====== WORKING DATA

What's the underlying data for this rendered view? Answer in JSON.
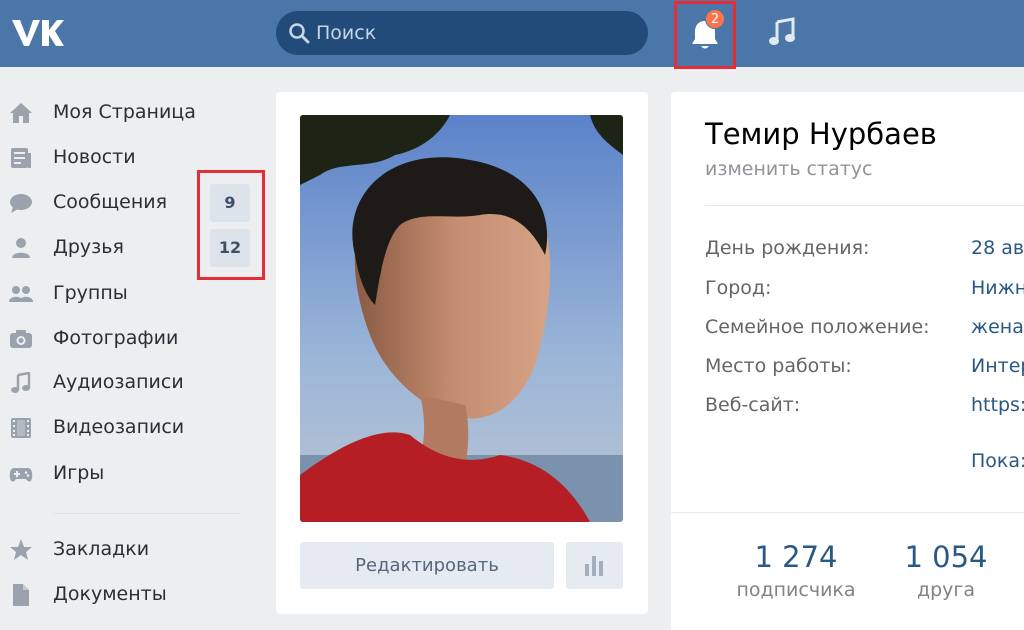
{
  "header": {
    "search": {
      "placeholder": "Поиск"
    },
    "notifications": {
      "count": "2"
    }
  },
  "sidebar": {
    "items": [
      {
        "label": "Моя Страница",
        "icon": "home-icon"
      },
      {
        "label": "Новости",
        "icon": "news-icon"
      },
      {
        "label": "Сообщения",
        "icon": "messages-icon",
        "count": "9"
      },
      {
        "label": "Друзья",
        "icon": "friends-icon",
        "count": "12"
      },
      {
        "label": "Группы",
        "icon": "groups-icon"
      },
      {
        "label": "Фотографии",
        "icon": "camera-icon"
      },
      {
        "label": "Аудиозаписи",
        "icon": "music-note-icon"
      },
      {
        "label": "Видеозаписи",
        "icon": "film-icon"
      },
      {
        "label": "Игры",
        "icon": "gamepad-icon"
      },
      {
        "label": "Закладки",
        "icon": "star-icon"
      },
      {
        "label": "Документы",
        "icon": "document-icon"
      }
    ]
  },
  "profile": {
    "edit_label": "Редактировать",
    "name": "Темир Нурбаев",
    "status_prompt": "изменить статус",
    "info": [
      {
        "label": "День рождения:",
        "value": "28 ав"
      },
      {
        "label": "Город:",
        "value": "Нижн"
      },
      {
        "label": "Семейное положение:",
        "value": "жена"
      },
      {
        "label": "Место работы:",
        "value": "Интер"
      },
      {
        "label": "Веб-сайт:",
        "value": "https:"
      }
    ],
    "show_more": "Пока:",
    "counters": [
      {
        "value": "1 274",
        "label": "подписчика"
      },
      {
        "value": "1 054",
        "label": "друга"
      }
    ]
  },
  "colors": {
    "header": "#4a76a8",
    "page_bg": "#edeef0",
    "link": "#2a5885",
    "highlight_frame": "#e42d35",
    "badge": "#ff734c"
  }
}
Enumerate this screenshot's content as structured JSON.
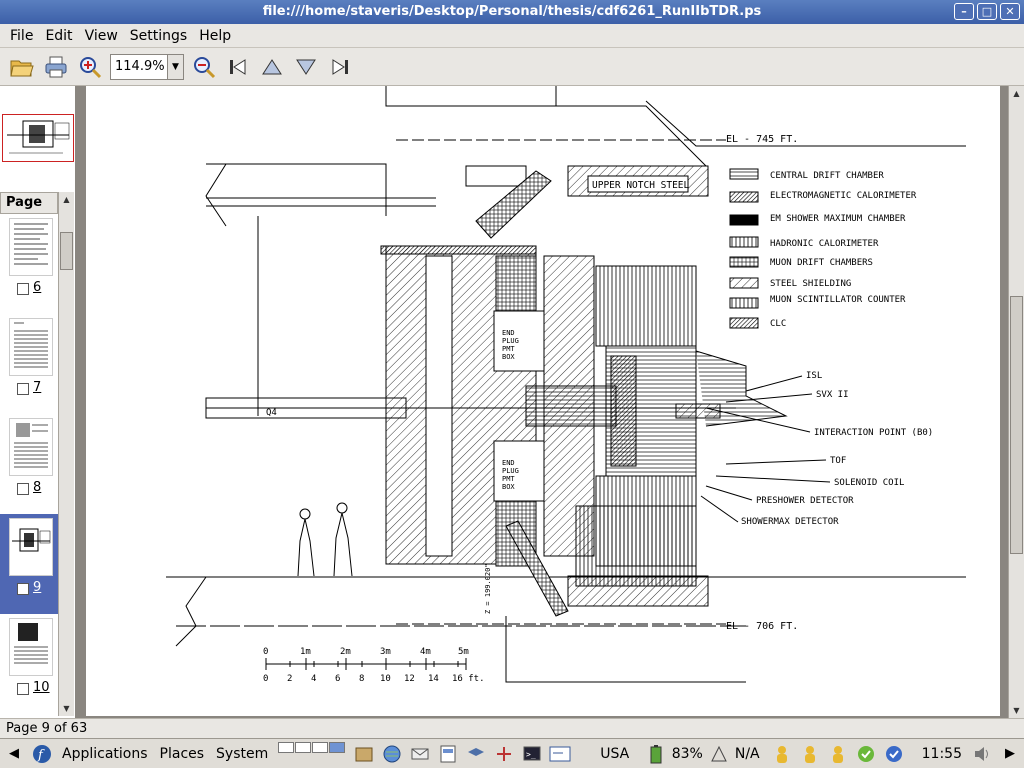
{
  "window": {
    "title": "file:///home/staveris/Desktop/Personal/thesis/cdf6261_RunIIbTDR.ps"
  },
  "menu": [
    "File",
    "Edit",
    "View",
    "Settings",
    "Help"
  ],
  "toolbar": {
    "zoom_value": "114.9%",
    "icons": [
      "open-icon",
      "print-icon",
      "zoom-in-icon",
      "zoom-out-icon",
      "first-page-icon",
      "previous-page-icon",
      "next-page-icon",
      "last-page-icon"
    ]
  },
  "sidebar": {
    "header": "Page",
    "pages": [
      {
        "number": "6",
        "selected": false
      },
      {
        "number": "7",
        "selected": false
      },
      {
        "number": "8",
        "selected": false
      },
      {
        "number": "9",
        "selected": true
      },
      {
        "number": "10",
        "selected": false
      }
    ]
  },
  "document": {
    "elevations": {
      "top": "EL - 745 FT.",
      "bottom": "EL - 706 FT."
    },
    "upper_notch": "UPPER NOTCH STEEL",
    "plug_box": [
      "END",
      "PLUG",
      "PMT",
      "BOX"
    ],
    "q4": "Q4",
    "z_label": "Z = 199.020\"",
    "legend": [
      "CENTRAL DRIFT CHAMBER",
      "ELECTROMAGNETIC CALORIMETER",
      "EM SHOWER MAXIMUM CHAMBER",
      "HADRONIC CALORIMETER",
      "MUON DRIFT CHAMBERS",
      "STEEL SHIELDING",
      "MUON SCINTILLATOR COUNTER",
      "CLC"
    ],
    "callouts": [
      "ISL",
      "SVX II",
      "INTERACTION POINT (B0)",
      "TOF",
      "SOLENOID COIL",
      "PRESHOWER DETECTOR",
      "SHOWERMAX DETECTOR"
    ],
    "scale_m": [
      "0",
      "1m",
      "2m",
      "3m",
      "4m",
      "5m"
    ],
    "scale_ft": [
      "0",
      "2",
      "4",
      "6",
      "8",
      "10",
      "12",
      "14",
      "16 ft."
    ]
  },
  "status": {
    "text": "Page 9 of 63"
  },
  "taskbar": {
    "applications": "Applications",
    "places": "Places",
    "system": "System",
    "keyboard": "USA",
    "battery": "83%",
    "network": "N/A",
    "clock": "11:55"
  }
}
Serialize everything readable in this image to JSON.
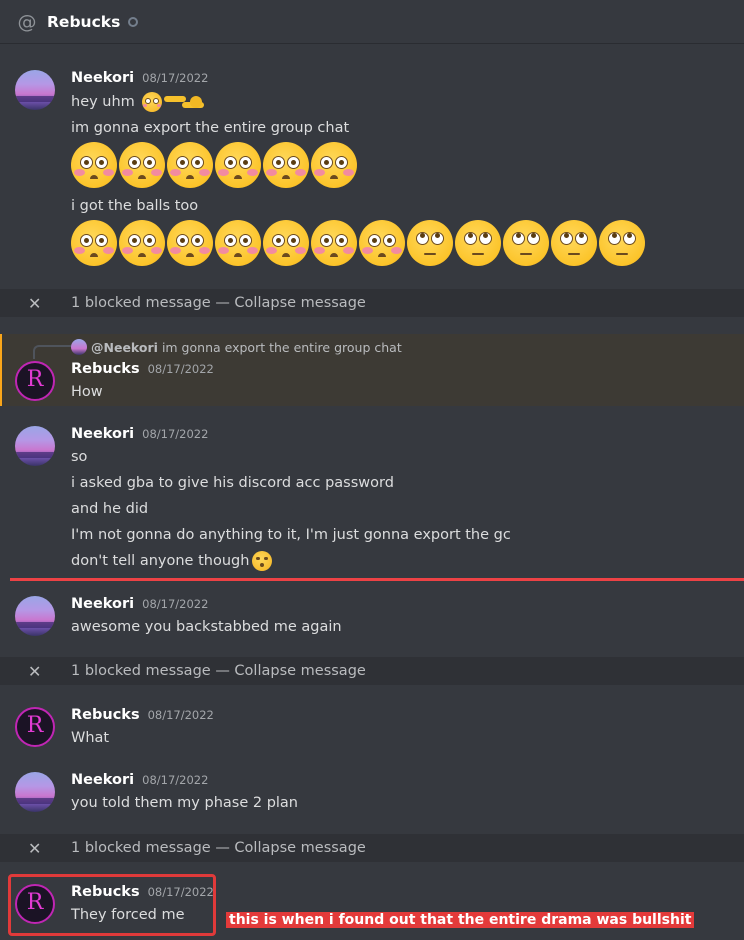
{
  "header": {
    "icon": "at-icon",
    "title": "Rebucks"
  },
  "messages": {
    "m1": {
      "author": "Neekori",
      "timestamp": "08/17/2022",
      "lines": [
        "hey uhm",
        "im gonna export the entire group chat",
        "i got the balls too"
      ]
    },
    "blocked": {
      "count_text": "1 blocked message",
      "separator": "—",
      "action": "Collapse message"
    },
    "reply": {
      "ref_author": "@Neekori",
      "ref_text": "im gonna export the entire group chat",
      "author": "Rebucks",
      "timestamp": "08/17/2022",
      "text": "How"
    },
    "m3": {
      "author": "Neekori",
      "timestamp": "08/17/2022",
      "lines": [
        "so",
        "i asked gba to give his discord acc password",
        "and he did",
        "I'm not gonna do anything to it, I'm just gonna export the gc",
        "don't tell anyone though"
      ]
    },
    "m4": {
      "author": "Neekori",
      "timestamp": "08/17/2022",
      "text": "awesome you backstabbed me again"
    },
    "m5": {
      "author": "Rebucks",
      "timestamp": "08/17/2022",
      "text": "What"
    },
    "m6": {
      "author": "Neekori",
      "timestamp": "08/17/2022",
      "text": "you told them my phase 2 plan"
    },
    "m7": {
      "author": "Rebucks",
      "timestamp": "08/17/2022",
      "text": "They forced me"
    }
  },
  "annotation": {
    "text": "this is when i found out that the entire drama was bullshit"
  },
  "colors": {
    "background": "#36393f",
    "blocked_bg": "#2f3136",
    "reply_highlight": "#faa61a",
    "annotation": "#e33a3a"
  },
  "avatar_letter": "R"
}
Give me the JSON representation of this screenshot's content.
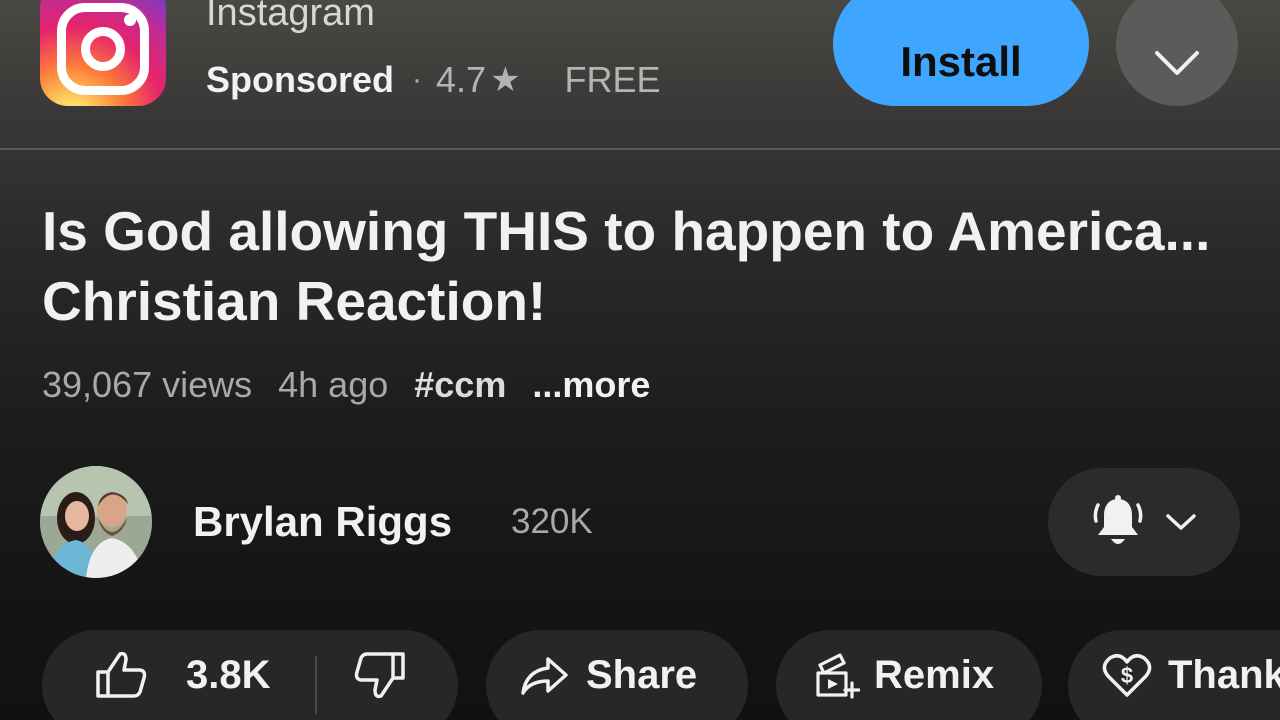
{
  "ad": {
    "app_name": "Instagram",
    "sponsored_label": "Sponsored",
    "separator": "·",
    "rating": "4.7",
    "price": "FREE",
    "install_label": "Install",
    "icons": [
      "instagram-logo",
      "star-icon",
      "chevron-down-icon"
    ],
    "colors": {
      "install_button": "#3ea6ff"
    }
  },
  "video": {
    "title": "Is God allowing THIS to happen to America... Christian Reaction!",
    "views": "39,067 views",
    "age": "4h ago",
    "hashtag": "#ccm",
    "more_label": "...more"
  },
  "channel": {
    "name": "Brylan Riggs",
    "subscribers": "320K",
    "icons": [
      "avatar",
      "bell-icon",
      "chevron-down-icon"
    ]
  },
  "actions": {
    "like_count": "3.8K",
    "share_label": "Share",
    "remix_label": "Remix",
    "thanks_label": "Thanks",
    "icons": [
      "thumbs-up-icon",
      "thumbs-down-icon",
      "share-arrow-icon",
      "remix-icon",
      "heart-dollar-icon"
    ]
  }
}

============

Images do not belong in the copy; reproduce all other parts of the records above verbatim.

--- EXERCISE RESPONSE ---
What's the underlying data for this rendered view? Answer in JSON.
{
  "header": {
    "search": {
      "placeholder": "Поиск"
    },
    "notifications": {
      "count": "2"
    }
  },
  "sidebar": {
    "items": [
      {
        "label": "Моя Страница",
        "icon": "home-icon"
      },
      {
        "label": "Новости",
        "icon": "news-icon"
      },
      {
        "label": "Сообщения",
        "icon": "messages-icon",
        "count": "9"
      },
      {
        "label": "Друзья",
        "icon": "friends-icon",
        "count": "12"
      },
      {
        "label": "Группы",
        "icon": "groups-icon"
      },
      {
        "label": "Фотографии",
        "icon": "camera-icon"
      },
      {
        "label": "Аудиозаписи",
        "icon": "music-note-icon"
      },
      {
        "label": "Видеозаписи",
        "icon": "film-icon"
      },
      {
        "label": "Игры",
        "icon": "gamepad-icon"
      },
      {
        "label": "Закладки",
        "icon": "star-icon"
      },
      {
        "label": "Документы",
        "icon": "document-icon"
      }
    ]
  },
  "profile": {
    "edit_label": "Редактировать",
    "name": "Темир Нурбаев",
    "status_prompt": "изменить статус",
    "info": [
      {
        "label": "День рождения:",
        "value": "28 ав"
      },
      {
        "label": "Город:",
        "value": "Нижн"
      },
      {
        "label": "Семейное положение:",
        "value": "жена"
      },
      {
        "label": "Место работы:",
        "value": "Интер"
      },
      {
        "label": "Веб-сайт:",
        "value": "https:"
      }
    ],
    "show_more": "Пока:",
    "counters": [
      {
        "value": "1 274",
        "label": "подписчика"
      },
      {
        "value": "1 054",
        "label": "друга"
      }
    ]
  },
  "colors": {
    "header": "#4a76a8",
    "page_bg": "#edeef0",
    "link": "#2a5885",
    "highlight_frame": "#e42d35",
    "badge": "#ff734c"
  }
}
Enumerate this screenshot's content as structured JSON.
{
  "window": {
    "title": "file:///home/staveris/Desktop/Personal/thesis/cdf6261_RunIIbTDR.ps"
  },
  "menu": [
    "File",
    "Edit",
    "View",
    "Settings",
    "Help"
  ],
  "toolbar": {
    "zoom_value": "114.9%",
    "icons": [
      "open-icon",
      "print-icon",
      "zoom-in-icon",
      "zoom-out-icon",
      "first-page-icon",
      "previous-page-icon",
      "next-page-icon",
      "last-page-icon"
    ]
  },
  "sidebar": {
    "header": "Page",
    "pages": [
      {
        "number": "6",
        "selected": false
      },
      {
        "number": "7",
        "selected": false
      },
      {
        "number": "8",
        "selected": false
      },
      {
        "number": "9",
        "selected": true
      },
      {
        "number": "10",
        "selected": false
      }
    ]
  },
  "document": {
    "elevations": {
      "top": "EL - 745 FT.",
      "bottom": "EL - 706 FT."
    },
    "upper_notch": "UPPER NOTCH STEEL",
    "plug_box": [
      "END",
      "PLUG",
      "PMT",
      "BOX"
    ],
    "q4": "Q4",
    "z_label": "Z = 199.020\"",
    "legend": [
      "CENTRAL DRIFT CHAMBER",
      "ELECTROMAGNETIC CALORIMETER",
      "EM SHOWER MAXIMUM CHAMBER",
      "HADRONIC CALORIMETER",
      "MUON DRIFT CHAMBERS",
      "STEEL SHIELDING",
      "MUON SCINTILLATOR COUNTER",
      "CLC"
    ],
    "callouts": [
      "ISL",
      "SVX II",
      "INTERACTION POINT (B0)",
      "TOF",
      "SOLENOID COIL",
      "PRESHOWER DETECTOR",
      "SHOWERMAX DETECTOR"
    ],
    "scale_m": [
      "0",
      "1m",
      "2m",
      "3m",
      "4m",
      "5m"
    ],
    "scale_ft": [
      "0",
      "2",
      "4",
      "6",
      "8",
      "10",
      "12",
      "14",
      "16 ft."
    ]
  },
  "status": {
    "text": "Page 9 of 63"
  },
  "taskbar": {
    "applications": "Applications",
    "places": "Places",
    "system": "System",
    "keyboard": "USA",
    "battery": "83%",
    "network": "N/A",
    "clock": "11:55"
  }
}
Serialize everything readable in this image to JSON.
{
  "header": {
    "icon": "at-icon",
    "title": "Rebucks"
  },
  "messages": {
    "m1": {
      "author": "Neekori",
      "timestamp": "08/17/2022",
      "lines": [
        "hey uhm",
        "im gonna export the entire group chat",
        "i got the balls too"
      ]
    },
    "blocked": {
      "count_text": "1 blocked message",
      "separator": "—",
      "action": "Collapse message"
    },
    "reply": {
      "ref_author": "@Neekori",
      "ref_text": "im gonna export the entire group chat",
      "author": "Rebucks",
      "timestamp": "08/17/2022",
      "text": "How"
    },
    "m3": {
      "author": "Neekori",
      "timestamp": "08/17/2022",
      "lines": [
        "so",
        "i asked gba to give his discord acc password",
        "and he did",
        "I'm not gonna do anything to it, I'm just gonna export the gc",
        "don't tell anyone though"
      ]
    },
    "m4": {
      "author": "Neekori",
      "timestamp": "08/17/2022",
      "text": "awesome you backstabbed me again"
    },
    "m5": {
      "author": "Rebucks",
      "timestamp": "08/17/2022",
      "text": "What"
    },
    "m6": {
      "author": "Neekori",
      "timestamp": "08/17/2022",
      "text": "you told them my phase 2 plan"
    },
    "m7": {
      "author": "Rebucks",
      "timestamp": "08/17/2022",
      "text": "They forced me"
    }
  },
  "annotation": {
    "text": "this is when i found out that the entire drama was bullshit"
  },
  "colors": {
    "background": "#36393f",
    "blocked_bg": "#2f3136",
    "reply_highlight": "#faa61a",
    "annotation": "#e33a3a"
  },
  "avatar_letter": "R"
}
Give me the JSON representation of this screenshot's content.
{
  "ad": {
    "app_name": "Instagram",
    "sponsored_label": "Sponsored",
    "separator": "·",
    "rating": "4.7",
    "price": "FREE",
    "install_label": "Install",
    "icons": [
      "instagram-logo",
      "star-icon",
      "chevron-down-icon"
    ],
    "colors": {
      "install_button": "#3ea6ff"
    }
  },
  "video": {
    "title": "Is God allowing THIS to happen to America... Christian Reaction!",
    "views": "39,067 views",
    "age": "4h ago",
    "hashtag": "#ccm",
    "more_label": "...more"
  },
  "channel": {
    "name": "Brylan Riggs",
    "subscribers": "320K",
    "icons": [
      "avatar",
      "bell-icon",
      "chevron-down-icon"
    ]
  },
  "actions": {
    "like_count": "3.8K",
    "share_label": "Share",
    "remix_label": "Remix",
    "thanks_label": "Thanks",
    "icons": [
      "thumbs-up-icon",
      "thumbs-down-icon",
      "share-arrow-icon",
      "remix-icon",
      "heart-dollar-icon"
    ]
  }
}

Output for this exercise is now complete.